…I myself experienced movies in different ways: as a [means of escape] …, as a lesson, as entertainment, even as a wiser friend that can teach me a lot. There were some situations when a movie thought me something that nobody else could do at that time. [There] still are. It’s quite sad to me, but if somebody [asked] me to [weigh] what my parents taught me, good and bad things, the scale of “bad things” [outweighs] … the other scale. Now, after 10 years of psychology and self-searching I can say that I [learned] from my parents what I shouldn't’t do [more] than [what] I should do. There are movies that showed me how could and should the members of one family behave to each other, how they should solve a conflict without yelling and threatening, for example. Actually, I think there are too many aspects of life that I [learned] from movies to put all of them down here.

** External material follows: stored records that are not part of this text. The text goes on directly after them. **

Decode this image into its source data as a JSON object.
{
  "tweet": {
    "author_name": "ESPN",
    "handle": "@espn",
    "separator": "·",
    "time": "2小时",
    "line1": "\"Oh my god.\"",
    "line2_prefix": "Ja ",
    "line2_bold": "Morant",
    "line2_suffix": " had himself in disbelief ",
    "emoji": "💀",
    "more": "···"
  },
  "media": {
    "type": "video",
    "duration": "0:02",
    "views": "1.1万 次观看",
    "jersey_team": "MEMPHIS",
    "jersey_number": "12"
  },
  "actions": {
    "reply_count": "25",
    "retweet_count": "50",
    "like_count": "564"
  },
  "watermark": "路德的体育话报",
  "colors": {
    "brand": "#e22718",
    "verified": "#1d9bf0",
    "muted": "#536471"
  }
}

"After being drugged and raped at a professor's housewarming party, I became afraid to leave my house. When I finally did venture out, "my" rapist stalked me, and I had to drop out of school, and quit my job. Soon, I found myself in a very, very dark place. Unable to steady my concentration enough to sink into a good book, I turned to movies, which could command my attention, distract me, and also leave my hands free, to cuddle one of the attention-hungry feral cats I had rescued the year before. What finally lifted my spirits-- what gave me the courage to venture out again--was a delightful film called "Uncorked," starring Nigel Hawthorne, Minnie Driver, and Rufus Sewell. This movie truly is quite literally life-changing; it's about having the courage to embrace life, make peace with one's own flaws and one's family's eccentricities, and being at one with the beautiful world around us. Furthermore, it's rife with enchanting music, perfectly succinct character studies, and wry humor. I wish the whole Western world could see it! 5 stars!"
Our colleague at Spiru Haret University in Bucharest, Claudia Brisis, sends word that she presented her Ph.D. project, titled "Psychosocial Coordinates of Movie Functions Involved in Personal Growth and Psychotherapy" to her committee on Sept. 23 and received approval to begin her 6-year doctoral project on cinema therapy.
Thanks for reading. I encourage and welcome feedback.
-Birgit Wolz, Ph.D., MFT.,
Canyon, CA, USA
Moab, UT, USA